More than 60 percent of women in Japan have experienced the enforcement of rules requiring them to wear heels in the workplace or while job-hunting, or have witnessed others being forced to wear them, according to a survey conducted by a Japanese business website that reported the findings to a Diet discussion on Tuesday.
The survey was conducted by Business Insider Japan, which questioned 207 individuals about workplace dress codes, including 184 women. More than 80 percent of the female respondents said they had suffered health problems as a result of wearing heels, while a quarter were informed during seminars on workplace behavior that wearing them was considered basic etiquette.
Discussions were held Tuesday between a group fighting the enforcement of rules on wearing heels in the workplace, members of the labor ministry and other organizations as well as lawmakers. They exchanged viewpoints on confronting and eliminating gender-based workplace discrimination.
“I believe we’ve realized that some of the social conventions we take for granted are wrong,” said Constitutional Democratic Party of Japan member Kanako Otsuji.
“Let’s raise our voices together. Change will not occur if we remain silent,” she continued.
Tuesday’s talks came after Health, Labor and Welfare Minister Takumi Nemoto said he would not support a drive to ban dress codes that force women to wear high heels at work, citing how the shoes were “generally accepted by society” as “necessary and reasonable.”

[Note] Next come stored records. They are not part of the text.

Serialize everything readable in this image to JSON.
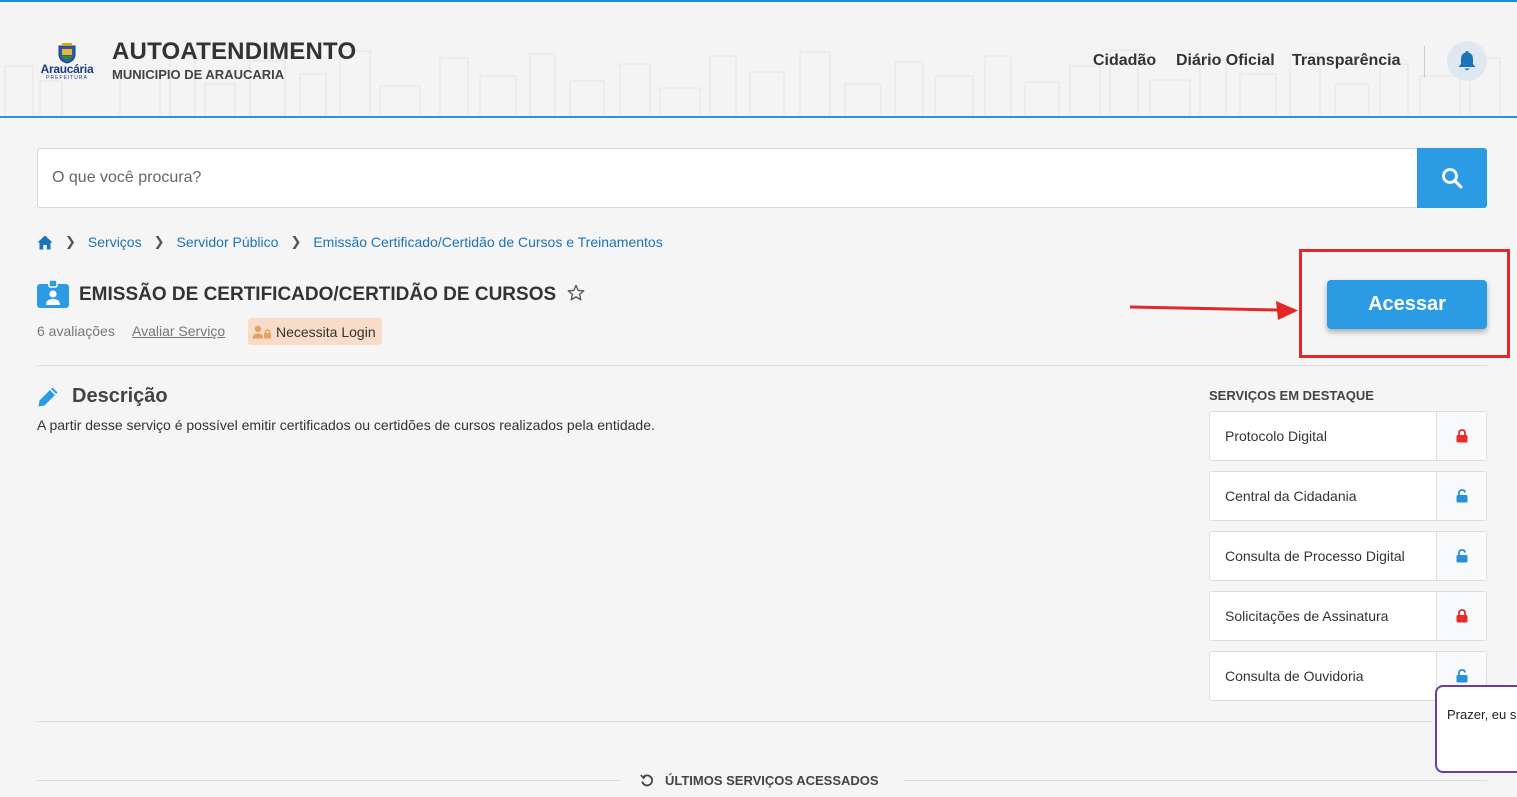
{
  "header": {
    "logo_text": "Araucária",
    "logo_subtext": "PREFEITURA",
    "title": "AUTOATENDIMENTO",
    "subtitle": "MUNICIPIO DE ARAUCARIA",
    "nav": [
      "Cidadão",
      "Diário Oficial",
      "Transparência"
    ],
    "notifications_icon": "bell-icon"
  },
  "search": {
    "placeholder": "O que você procura?",
    "value": "",
    "button_icon": "search-icon"
  },
  "breadcrumb": {
    "home_icon": "home-icon",
    "items": [
      "Serviços",
      "Servidor Público",
      "Emissão Certificado/Certidão de Cursos e Treinamentos"
    ]
  },
  "service": {
    "title": "EMISSÃO DE CERTIFICADO/CERTIDÃO DE CURSOS",
    "ratings": "6 avaliações",
    "rate_link": "Avaliar Serviço",
    "login_badge": "Necessita Login",
    "access_button": "Acessar"
  },
  "description": {
    "title": "Descrição",
    "text": "A partir desse serviço é possível emitir certificados ou certidões de cursos realizados pela entidade."
  },
  "featured": {
    "title": "SERVIÇOS EM DESTAQUE",
    "items": [
      {
        "label": "Protocolo Digital",
        "lock": "locked"
      },
      {
        "label": "Central da Cidadania",
        "lock": "unlocked"
      },
      {
        "label": "Consulta de Processo Digital",
        "lock": "unlocked"
      },
      {
        "label": "Solicitações de Assinatura",
        "lock": "locked"
      },
      {
        "label": "Consulta de Ouvidoria",
        "lock": "unlocked"
      }
    ]
  },
  "recent": {
    "title": "ÚLTIMOS SERVIÇOS ACESSADOS"
  },
  "chat": {
    "text": "Prazer, eu s"
  },
  "colors": {
    "accent": "#2b9ce4",
    "link": "#1b74b8",
    "locked": "#e82b2b",
    "unlocked": "#2b8fd8",
    "highlight": "#e32626",
    "badge_bg": "#f8dcc8"
  }
}
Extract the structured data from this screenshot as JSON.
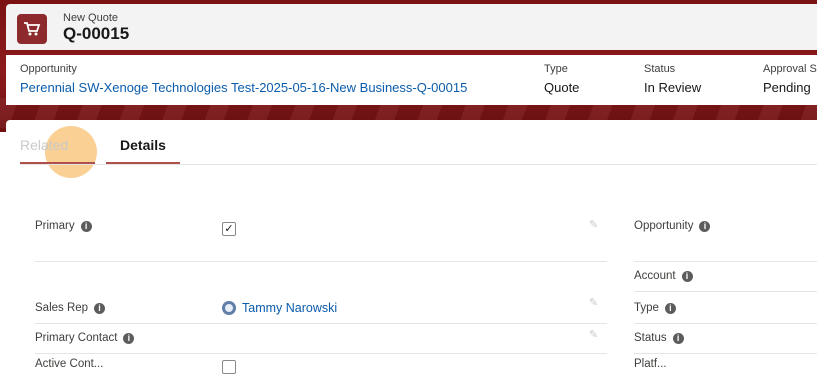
{
  "header": {
    "object_label": "New Quote",
    "record_name": "Q-00015",
    "icon": "shopping-cart-icon"
  },
  "highlights": {
    "opportunity": {
      "label": "Opportunity",
      "value": "Perennial SW-Xenoge Technologies Test-2025-05-16-New Business-Q-00015"
    },
    "type": {
      "label": "Type",
      "value": "Quote"
    },
    "status": {
      "label": "Status",
      "value": "In Review"
    },
    "approval": {
      "label": "Approval S",
      "value": "Pending"
    }
  },
  "tabs": [
    {
      "label": "Related",
      "active": false
    },
    {
      "label": "Details",
      "active": true
    }
  ],
  "details": {
    "left": {
      "primary": {
        "label": "Primary",
        "checked": true
      },
      "sales_rep": {
        "label": "Sales Rep",
        "value": "Tammy Narowski"
      },
      "primary_contact": {
        "label": "Primary Contact",
        "value": ""
      },
      "active_contract": {
        "label": "Active Cont..."
      }
    },
    "right": {
      "opportunity": {
        "label": "Opportunity"
      },
      "account": {
        "label": "Account"
      },
      "type": {
        "label": "Type"
      },
      "status": {
        "label": "Status"
      },
      "platform": {
        "label": "Platf..."
      }
    }
  },
  "colors": {
    "brand_band": "#8c1a1c",
    "icon_bg": "#8c2a2e",
    "link": "#0b5cab",
    "tab_underline": "#b0504c"
  }
}
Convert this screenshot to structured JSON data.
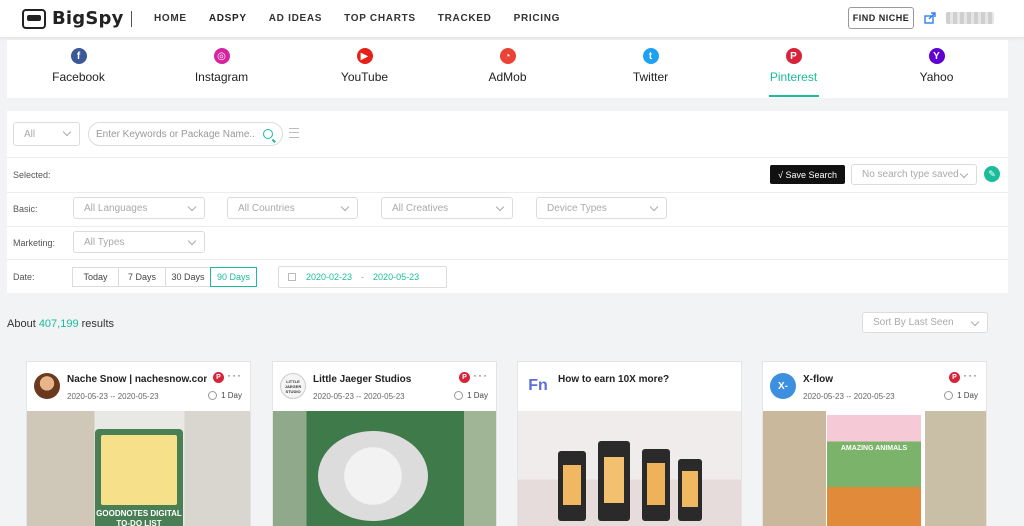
{
  "app": {
    "logo_text": "BigSpy",
    "nav": [
      "HOME",
      "ADSPY",
      "AD IDEAS",
      "TOP CHARTS",
      "TRACKED",
      "PRICING"
    ],
    "active_nav": "ADSPY",
    "find_niche": "FIND NICHE"
  },
  "platforms": [
    {
      "label": "Facebook",
      "icon": "facebook-icon",
      "glyph": "f",
      "color": "#3b5998"
    },
    {
      "label": "Instagram",
      "icon": "instagram-icon",
      "glyph": "◎",
      "color": "#d6249f"
    },
    {
      "label": "YouTube",
      "icon": "youtube-icon",
      "glyph": "▶",
      "color": "#e62117"
    },
    {
      "label": "AdMob",
      "icon": "admob-icon",
      "glyph": "◔",
      "color": "#ea4335"
    },
    {
      "label": "Twitter",
      "icon": "twitter-icon",
      "glyph": "t",
      "color": "#1da1f2"
    },
    {
      "label": "Pinterest",
      "icon": "pinterest-icon",
      "glyph": "P",
      "color": "#d6243a"
    },
    {
      "label": "Yahoo",
      "icon": "yahoo-icon",
      "glyph": "Y",
      "color": "#5f01d1"
    }
  ],
  "active_platform": "Pinterest",
  "filters": {
    "type_select": "All",
    "search_placeholder": "Enter Keywords or Package Name...",
    "selected_label": "Selected:",
    "save_search": "Save Search",
    "saved_search_placeholder": "No search type saved",
    "basic_label": "Basic:",
    "basic_selects": [
      "All Languages",
      "All Countries",
      "All Creatives",
      "Device Types"
    ],
    "marketing_label": "Marketing:",
    "marketing_select": "All Types",
    "date_label": "Date:",
    "date_tabs": [
      "Today",
      "7 Days",
      "30 Days",
      "90 Days"
    ],
    "active_date_tab": "90 Days",
    "date_from": "2020-02-23",
    "date_sep": "-",
    "date_to": "2020-05-23"
  },
  "results": {
    "prefix": "About",
    "count": "407,199",
    "suffix": "results",
    "sort": "Sort By Last Seen"
  },
  "cards": [
    {
      "title": "Nache Snow | nachesnow.com",
      "dates": "2020-05-23 -- 2020-05-23",
      "duration": "1 Day",
      "avatar_text": "",
      "img_caption": "GOODNOTES DIGITAL TO-DO LIST"
    },
    {
      "title": "Little Jaeger Studios",
      "dates": "2020-05-23 -- 2020-05-23",
      "duration": "1 Day",
      "avatar_text": "LITTLE JAEGER STUDIO",
      "img_caption": ""
    },
    {
      "title": "How to earn 10X more?",
      "dates": "",
      "duration": "",
      "avatar_text": "Fn",
      "img_caption": ""
    },
    {
      "title": "X-flow",
      "dates": "2020-05-23 -- 2020-05-23",
      "duration": "1 Day",
      "avatar_text": "X-",
      "img_caption": "AMAZING ANIMALS"
    }
  ]
}
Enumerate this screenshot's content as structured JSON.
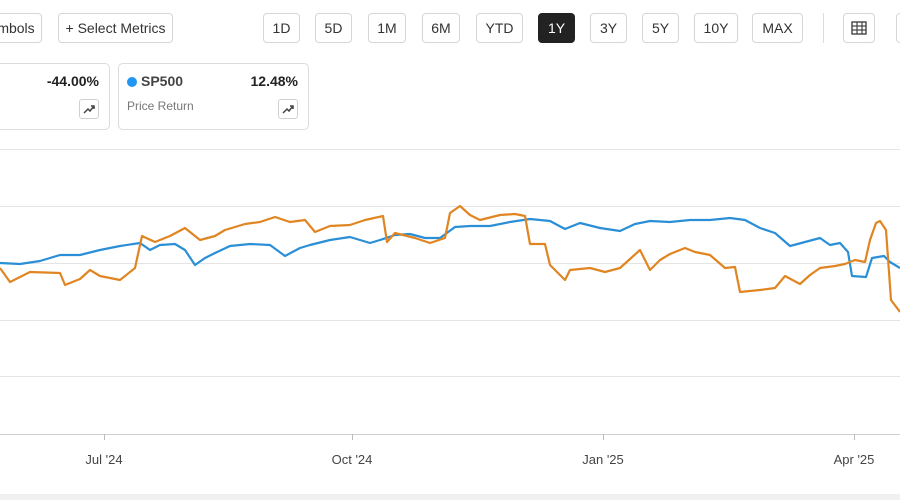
{
  "toolbar": {
    "compare_symbols_label": "mbols",
    "select_metrics_label": "+ Select Metrics",
    "ranges": [
      "1D",
      "5D",
      "1M",
      "6M",
      "YTD",
      "1Y",
      "3Y",
      "5Y",
      "10Y",
      "MAX"
    ],
    "active_range": "1Y"
  },
  "cards": [
    {
      "value": "-44.00%",
      "color": "#e8862a"
    },
    {
      "symbol": "SP500",
      "subtitle": "Price Return",
      "value": "12.48%",
      "color": "#2196f3"
    }
  ],
  "icons": [
    "table-icon",
    "trend-icon"
  ],
  "chart_data": {
    "type": "line",
    "x_tick_labels": [
      "Jul '24",
      "Oct '24",
      "Jan '25",
      "Apr '25"
    ],
    "series": [
      {
        "color": "#2a8fd6",
        "points": [
          [
            0,
            263
          ],
          [
            20,
            264
          ],
          [
            40,
            261
          ],
          [
            60,
            255
          ],
          [
            80,
            255
          ],
          [
            100,
            250
          ],
          [
            120,
            246
          ],
          [
            140,
            243
          ],
          [
            150,
            250
          ],
          [
            160,
            245
          ],
          [
            175,
            244
          ],
          [
            185,
            250
          ],
          [
            195,
            265
          ],
          [
            205,
            258
          ],
          [
            215,
            253
          ],
          [
            230,
            246
          ],
          [
            250,
            244
          ],
          [
            270,
            245
          ],
          [
            285,
            256
          ],
          [
            300,
            248
          ],
          [
            310,
            245
          ],
          [
            330,
            240
          ],
          [
            350,
            237
          ],
          [
            370,
            243
          ],
          [
            380,
            240
          ],
          [
            395,
            235
          ],
          [
            410,
            234
          ],
          [
            425,
            238
          ],
          [
            440,
            238
          ],
          [
            455,
            227
          ],
          [
            470,
            226
          ],
          [
            490,
            226
          ],
          [
            510,
            222
          ],
          [
            530,
            219
          ],
          [
            550,
            221
          ],
          [
            565,
            229
          ],
          [
            580,
            223
          ],
          [
            600,
            228
          ],
          [
            620,
            231
          ],
          [
            635,
            224
          ],
          [
            650,
            221
          ],
          [
            670,
            222
          ],
          [
            690,
            220
          ],
          [
            710,
            220
          ],
          [
            730,
            218
          ],
          [
            745,
            220
          ],
          [
            760,
            228
          ],
          [
            775,
            233
          ],
          [
            790,
            246
          ],
          [
            805,
            242
          ],
          [
            820,
            238
          ],
          [
            830,
            245
          ],
          [
            840,
            243
          ],
          [
            848,
            252
          ],
          [
            852,
            276
          ],
          [
            866,
            277
          ],
          [
            872,
            258
          ],
          [
            884,
            256
          ],
          [
            890,
            262
          ],
          [
            900,
            268
          ]
        ]
      },
      {
        "color": "#e08521",
        "points": [
          [
            0,
            268
          ],
          [
            10,
            282
          ],
          [
            30,
            272
          ],
          [
            60,
            273
          ],
          [
            65,
            285
          ],
          [
            80,
            279
          ],
          [
            90,
            270
          ],
          [
            100,
            276
          ],
          [
            120,
            280
          ],
          [
            135,
            268
          ],
          [
            142,
            236
          ],
          [
            155,
            242
          ],
          [
            170,
            236
          ],
          [
            185,
            228
          ],
          [
            200,
            240
          ],
          [
            215,
            236
          ],
          [
            225,
            230
          ],
          [
            245,
            224
          ],
          [
            260,
            222
          ],
          [
            275,
            217
          ],
          [
            290,
            222
          ],
          [
            305,
            220
          ],
          [
            315,
            232
          ],
          [
            330,
            226
          ],
          [
            350,
            225
          ],
          [
            365,
            220
          ],
          [
            383,
            216
          ],
          [
            387,
            242
          ],
          [
            395,
            233
          ],
          [
            415,
            238
          ],
          [
            430,
            243
          ],
          [
            445,
            238
          ],
          [
            450,
            213
          ],
          [
            460,
            206
          ],
          [
            470,
            215
          ],
          [
            480,
            220
          ],
          [
            500,
            215
          ],
          [
            515,
            214
          ],
          [
            525,
            216
          ],
          [
            530,
            244
          ],
          [
            545,
            244
          ],
          [
            550,
            265
          ],
          [
            565,
            280
          ],
          [
            570,
            270
          ],
          [
            590,
            268
          ],
          [
            605,
            272
          ],
          [
            620,
            268
          ],
          [
            640,
            250
          ],
          [
            650,
            270
          ],
          [
            660,
            260
          ],
          [
            670,
            254
          ],
          [
            685,
            248
          ],
          [
            695,
            252
          ],
          [
            710,
            255
          ],
          [
            725,
            268
          ],
          [
            735,
            267
          ],
          [
            740,
            292
          ],
          [
            760,
            290
          ],
          [
            775,
            288
          ],
          [
            785,
            276
          ],
          [
            800,
            284
          ],
          [
            810,
            275
          ],
          [
            820,
            268
          ],
          [
            835,
            266
          ],
          [
            845,
            264
          ],
          [
            855,
            260
          ],
          [
            865,
            262
          ],
          [
            870,
            240
          ],
          [
            876,
            223
          ],
          [
            880,
            221
          ],
          [
            886,
            230
          ],
          [
            891,
            300
          ],
          [
            900,
            312
          ]
        ]
      }
    ]
  }
}
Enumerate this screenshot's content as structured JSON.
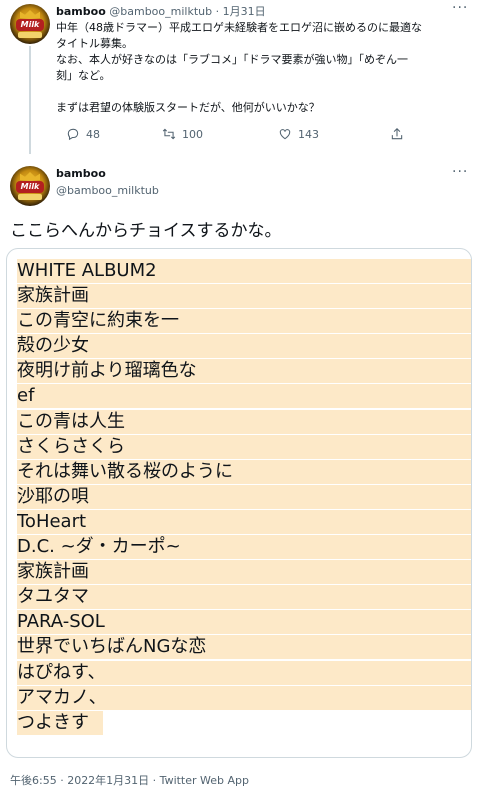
{
  "tweet1": {
    "author_name": "bamboo",
    "handle": "@bamboo_milktub",
    "dot": "·",
    "date": "1月31日",
    "more": "···",
    "lines": [
      "中年（48歳ドラマー）平成エロゲ未経験者をエロゲ沼に嵌めるのに最適な",
      "タイトル募集。",
      "なお、本人が好きなのは「ラブコメ」「ドラマ要素が強い物」「めぞん一",
      "刻」など。",
      "",
      "まずは君望の体験版スタートだが、他何がいいかな？"
    ],
    "reply_count": "48",
    "retweet_count": "100",
    "like_count": "143"
  },
  "tweet2": {
    "author_name": "bamboo",
    "handle": "@bamboo_milktub",
    "more": "···",
    "text": "ここらへんからチョイスするかな。",
    "image_lines": [
      "WHITE ALBUM2",
      "家族計画",
      "この青空に約束を一",
      "殻の少女",
      "夜明け前より瑠璃色な",
      "ef",
      "この青は人生",
      "さくらさくら",
      "それは舞い散る桜のように",
      "沙耶の唄",
      "ToHeart",
      "D.C. ~ダ・カーポ~",
      "家族計画",
      "タユタマ",
      "PARA-SOL",
      "世界でいちばんNGな恋",
      "はぴねす、",
      "アマカノ、",
      "つよきす"
    ],
    "timestamp": "午後6:55 · 2022年1月31日 · Twitter Web App"
  },
  "avatar_mark": "Milk",
  "colors": {
    "highlight": "#fde9c8",
    "secondary_text": "#536471",
    "border": "#cfd9de"
  }
}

He made the comments in reaction to a petition — signed by over 18,800 people — submitted to his ministry on June 3. It called for the government to ban companies from requiring women to wear high heels in the workplace, citing health and other issues.
The group that attended Tuesday’s meeting is part of the #KuToo movement — an amalgam of “#MeToo” and the Japanese words for shoes, “kutsu,” and pain, “kutsū.”
A member of the International Labor Organization echoed Otsuji’s remarks, saying, “The reason why women have been told to wear heels despite their suffering is because men, who have been at the top of management for decades, were the ones who established normal social conventions.”
“If something is wrong with the norms that we follow, then the law is there to change it,” he said.